• PROBLEM TO WORK ON: Check each line of the entries for "Mexican" and report the ones that have it.

====================

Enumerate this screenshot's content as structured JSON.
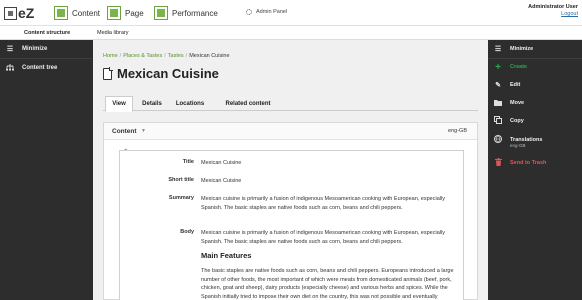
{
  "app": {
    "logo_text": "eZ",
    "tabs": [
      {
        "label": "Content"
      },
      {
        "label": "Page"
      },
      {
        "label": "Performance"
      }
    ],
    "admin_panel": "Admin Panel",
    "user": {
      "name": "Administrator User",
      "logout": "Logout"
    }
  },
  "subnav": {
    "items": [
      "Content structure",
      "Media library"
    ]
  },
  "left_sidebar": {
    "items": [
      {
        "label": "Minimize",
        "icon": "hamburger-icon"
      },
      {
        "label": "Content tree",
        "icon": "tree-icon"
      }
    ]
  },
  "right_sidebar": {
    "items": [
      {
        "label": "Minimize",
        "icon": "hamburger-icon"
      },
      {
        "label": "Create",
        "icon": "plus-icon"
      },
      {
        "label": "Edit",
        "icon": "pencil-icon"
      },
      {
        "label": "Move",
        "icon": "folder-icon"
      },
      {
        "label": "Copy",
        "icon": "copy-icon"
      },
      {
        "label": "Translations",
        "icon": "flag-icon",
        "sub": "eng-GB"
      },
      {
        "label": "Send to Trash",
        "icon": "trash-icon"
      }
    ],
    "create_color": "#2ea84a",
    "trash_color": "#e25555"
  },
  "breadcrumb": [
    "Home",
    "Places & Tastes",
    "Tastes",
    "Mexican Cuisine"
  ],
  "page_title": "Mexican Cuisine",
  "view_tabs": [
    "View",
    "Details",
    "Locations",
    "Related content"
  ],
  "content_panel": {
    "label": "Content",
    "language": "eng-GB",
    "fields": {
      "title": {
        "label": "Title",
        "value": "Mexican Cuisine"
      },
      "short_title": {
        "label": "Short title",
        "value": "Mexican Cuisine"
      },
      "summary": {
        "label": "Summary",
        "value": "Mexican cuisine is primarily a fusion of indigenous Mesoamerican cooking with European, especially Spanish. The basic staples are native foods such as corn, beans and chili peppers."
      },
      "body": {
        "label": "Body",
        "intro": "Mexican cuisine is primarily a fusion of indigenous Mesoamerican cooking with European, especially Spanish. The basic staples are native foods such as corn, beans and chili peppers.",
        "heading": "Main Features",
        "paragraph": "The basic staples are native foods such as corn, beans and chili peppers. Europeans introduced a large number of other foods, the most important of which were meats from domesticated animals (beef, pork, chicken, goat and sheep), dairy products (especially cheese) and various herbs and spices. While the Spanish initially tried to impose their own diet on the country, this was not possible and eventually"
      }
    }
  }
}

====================

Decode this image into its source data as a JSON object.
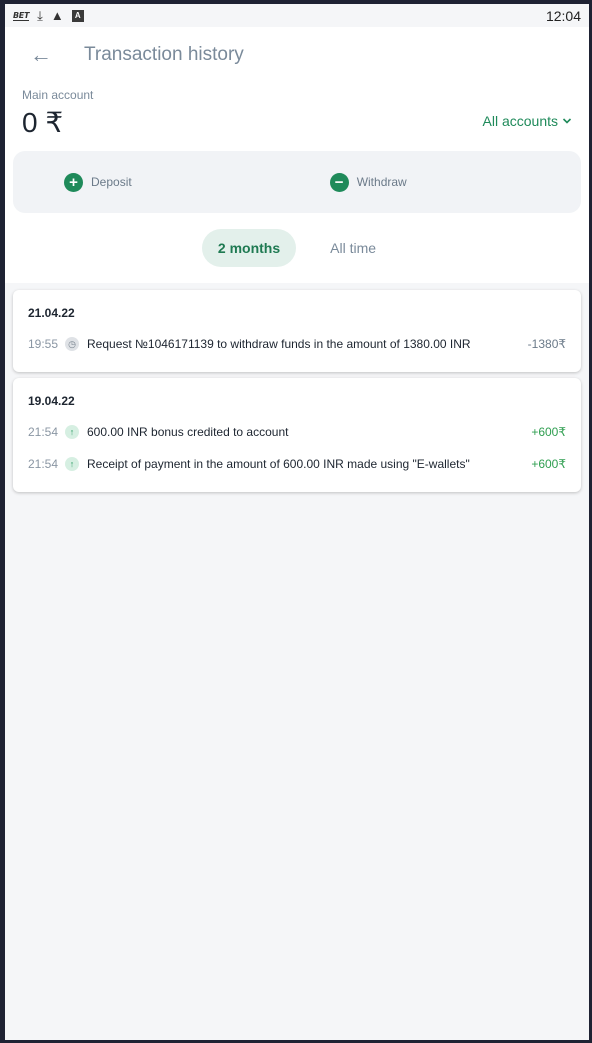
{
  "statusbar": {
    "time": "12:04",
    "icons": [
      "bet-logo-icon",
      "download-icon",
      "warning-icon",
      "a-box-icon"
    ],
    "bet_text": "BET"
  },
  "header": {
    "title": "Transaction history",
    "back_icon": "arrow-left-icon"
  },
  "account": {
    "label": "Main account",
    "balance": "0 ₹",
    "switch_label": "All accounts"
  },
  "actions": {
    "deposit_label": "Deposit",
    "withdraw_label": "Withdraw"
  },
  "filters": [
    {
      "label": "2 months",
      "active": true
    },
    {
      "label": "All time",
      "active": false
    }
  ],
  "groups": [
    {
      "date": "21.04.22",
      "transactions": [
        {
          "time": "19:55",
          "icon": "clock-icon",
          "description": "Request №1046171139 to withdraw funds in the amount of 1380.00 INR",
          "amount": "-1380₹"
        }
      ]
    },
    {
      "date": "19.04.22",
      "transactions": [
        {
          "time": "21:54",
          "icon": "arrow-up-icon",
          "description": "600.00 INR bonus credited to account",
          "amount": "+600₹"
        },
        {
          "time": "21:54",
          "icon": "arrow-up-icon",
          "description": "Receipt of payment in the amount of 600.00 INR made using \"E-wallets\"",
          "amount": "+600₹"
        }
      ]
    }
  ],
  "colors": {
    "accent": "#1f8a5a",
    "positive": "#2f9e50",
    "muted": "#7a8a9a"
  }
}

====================

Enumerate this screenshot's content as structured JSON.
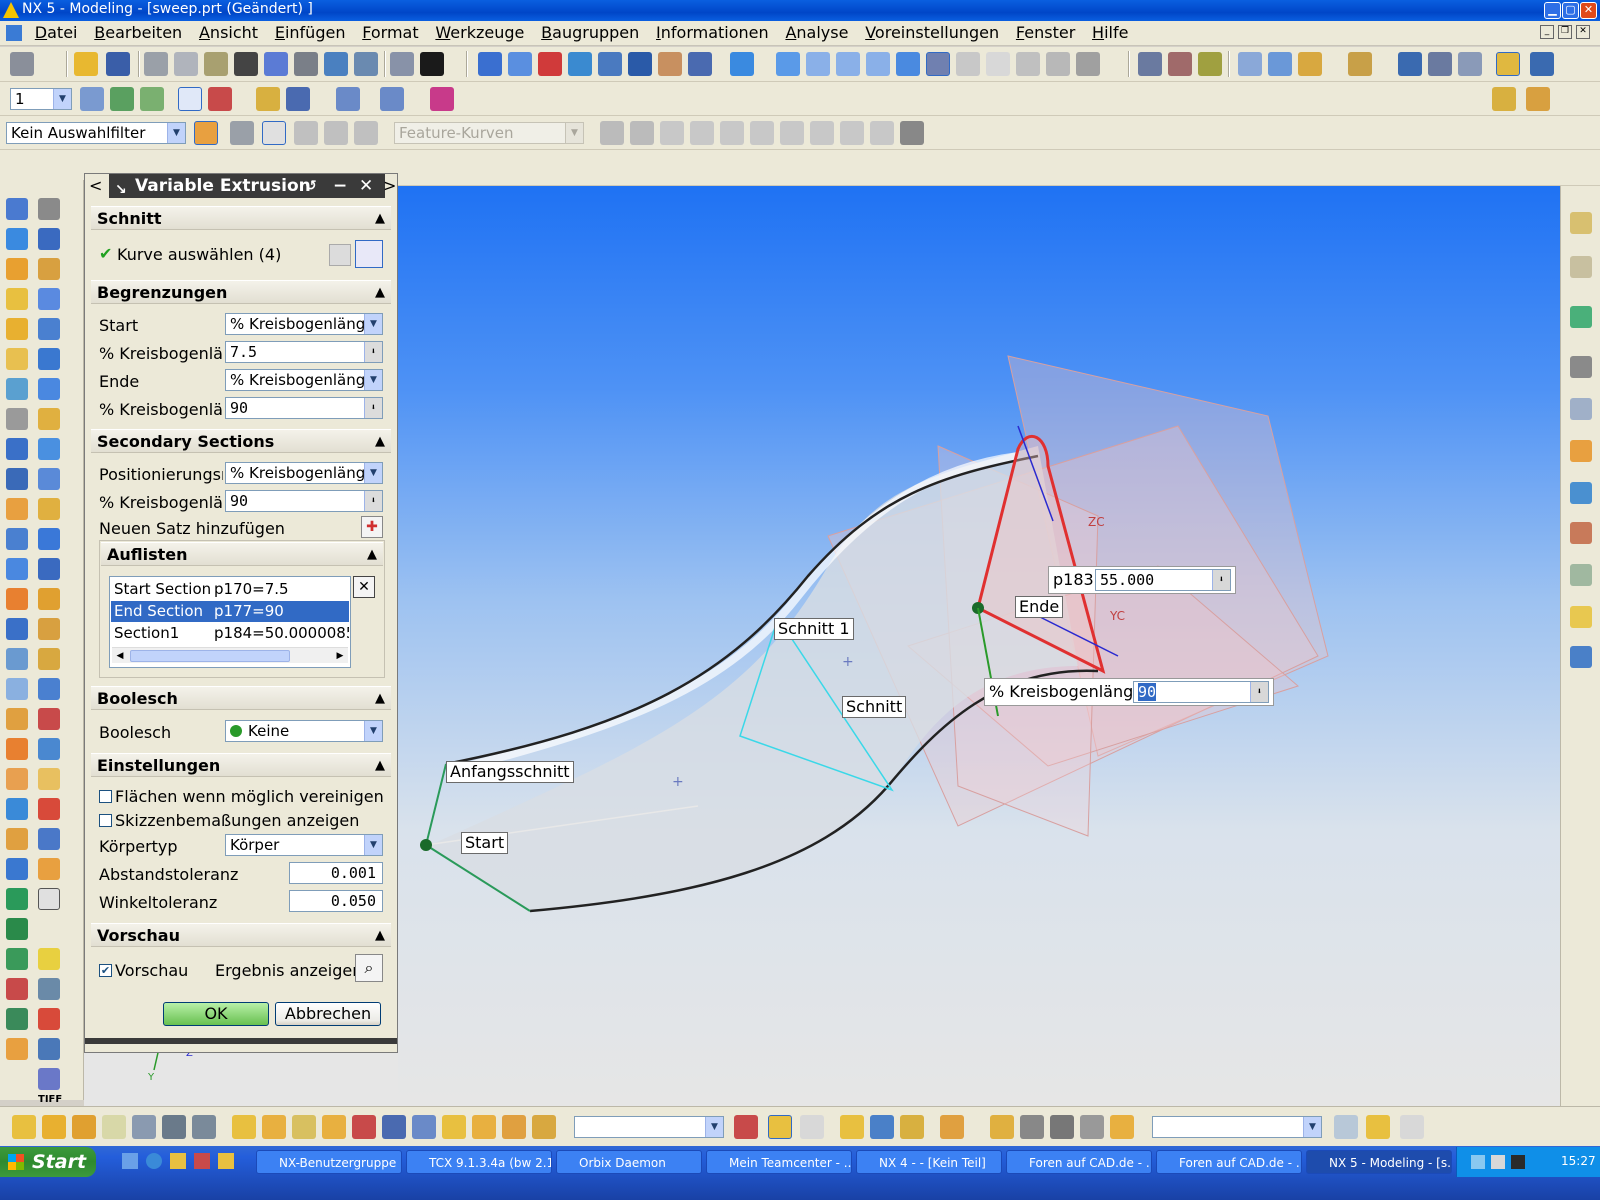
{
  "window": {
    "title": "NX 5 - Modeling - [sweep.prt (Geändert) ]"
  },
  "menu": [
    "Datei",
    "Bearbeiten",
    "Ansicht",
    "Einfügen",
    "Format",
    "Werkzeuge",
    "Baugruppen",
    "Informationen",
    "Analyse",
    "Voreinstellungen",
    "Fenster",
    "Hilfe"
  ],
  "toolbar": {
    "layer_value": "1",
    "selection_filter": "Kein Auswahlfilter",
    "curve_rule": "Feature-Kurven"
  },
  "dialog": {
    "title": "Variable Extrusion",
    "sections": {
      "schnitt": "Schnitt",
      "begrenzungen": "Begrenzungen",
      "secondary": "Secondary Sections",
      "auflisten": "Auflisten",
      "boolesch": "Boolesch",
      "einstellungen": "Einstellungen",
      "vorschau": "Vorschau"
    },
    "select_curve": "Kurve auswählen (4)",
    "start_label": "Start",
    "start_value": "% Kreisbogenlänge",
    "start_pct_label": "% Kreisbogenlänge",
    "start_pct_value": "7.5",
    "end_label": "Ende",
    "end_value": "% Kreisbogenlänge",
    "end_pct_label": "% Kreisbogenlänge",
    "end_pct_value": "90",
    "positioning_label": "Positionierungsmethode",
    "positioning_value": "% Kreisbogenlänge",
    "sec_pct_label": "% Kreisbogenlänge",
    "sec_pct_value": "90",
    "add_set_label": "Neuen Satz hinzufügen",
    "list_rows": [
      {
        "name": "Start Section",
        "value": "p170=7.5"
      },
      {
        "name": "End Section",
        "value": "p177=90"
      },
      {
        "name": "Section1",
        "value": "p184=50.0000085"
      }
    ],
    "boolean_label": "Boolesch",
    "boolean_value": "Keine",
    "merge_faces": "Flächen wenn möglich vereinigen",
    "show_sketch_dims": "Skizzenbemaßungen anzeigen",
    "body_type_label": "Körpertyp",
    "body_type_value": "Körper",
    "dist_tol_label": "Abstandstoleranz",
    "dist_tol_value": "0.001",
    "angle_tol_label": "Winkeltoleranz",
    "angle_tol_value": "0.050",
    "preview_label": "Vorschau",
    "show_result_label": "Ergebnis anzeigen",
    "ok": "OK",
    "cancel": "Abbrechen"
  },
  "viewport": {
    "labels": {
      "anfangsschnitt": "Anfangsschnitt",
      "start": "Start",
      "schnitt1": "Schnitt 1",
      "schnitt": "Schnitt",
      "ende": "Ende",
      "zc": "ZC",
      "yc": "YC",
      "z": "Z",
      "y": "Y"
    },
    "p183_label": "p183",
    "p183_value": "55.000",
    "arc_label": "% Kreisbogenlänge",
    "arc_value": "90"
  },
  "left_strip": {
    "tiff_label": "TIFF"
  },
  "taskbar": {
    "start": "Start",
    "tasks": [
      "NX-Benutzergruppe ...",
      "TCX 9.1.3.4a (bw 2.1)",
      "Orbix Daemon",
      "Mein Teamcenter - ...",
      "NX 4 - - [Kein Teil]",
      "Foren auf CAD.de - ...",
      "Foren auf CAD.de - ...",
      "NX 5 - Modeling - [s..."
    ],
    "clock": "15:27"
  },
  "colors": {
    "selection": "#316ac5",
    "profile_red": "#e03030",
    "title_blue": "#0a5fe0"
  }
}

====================

• EXERCISE SOLUTION:
    "Mexican Cuisine"
  "page_title": "Mexican Cuisine",
        "value": "Mexican Cuisine"
        "value": "Mexican Cuisine"
        "value": "Mexican cuisine is primarily a fusion of indigenous Mesoamerican cooking with European, especially Spanish. The basic staples are native foods such as corn, beans and chili peppers."
        "intro": "Mexican cuisine is primarily a fusion of indigenous Mesoamerican cooking with European, especially Spanish. The basic staples are native foods such as corn, beans and chili peppers.",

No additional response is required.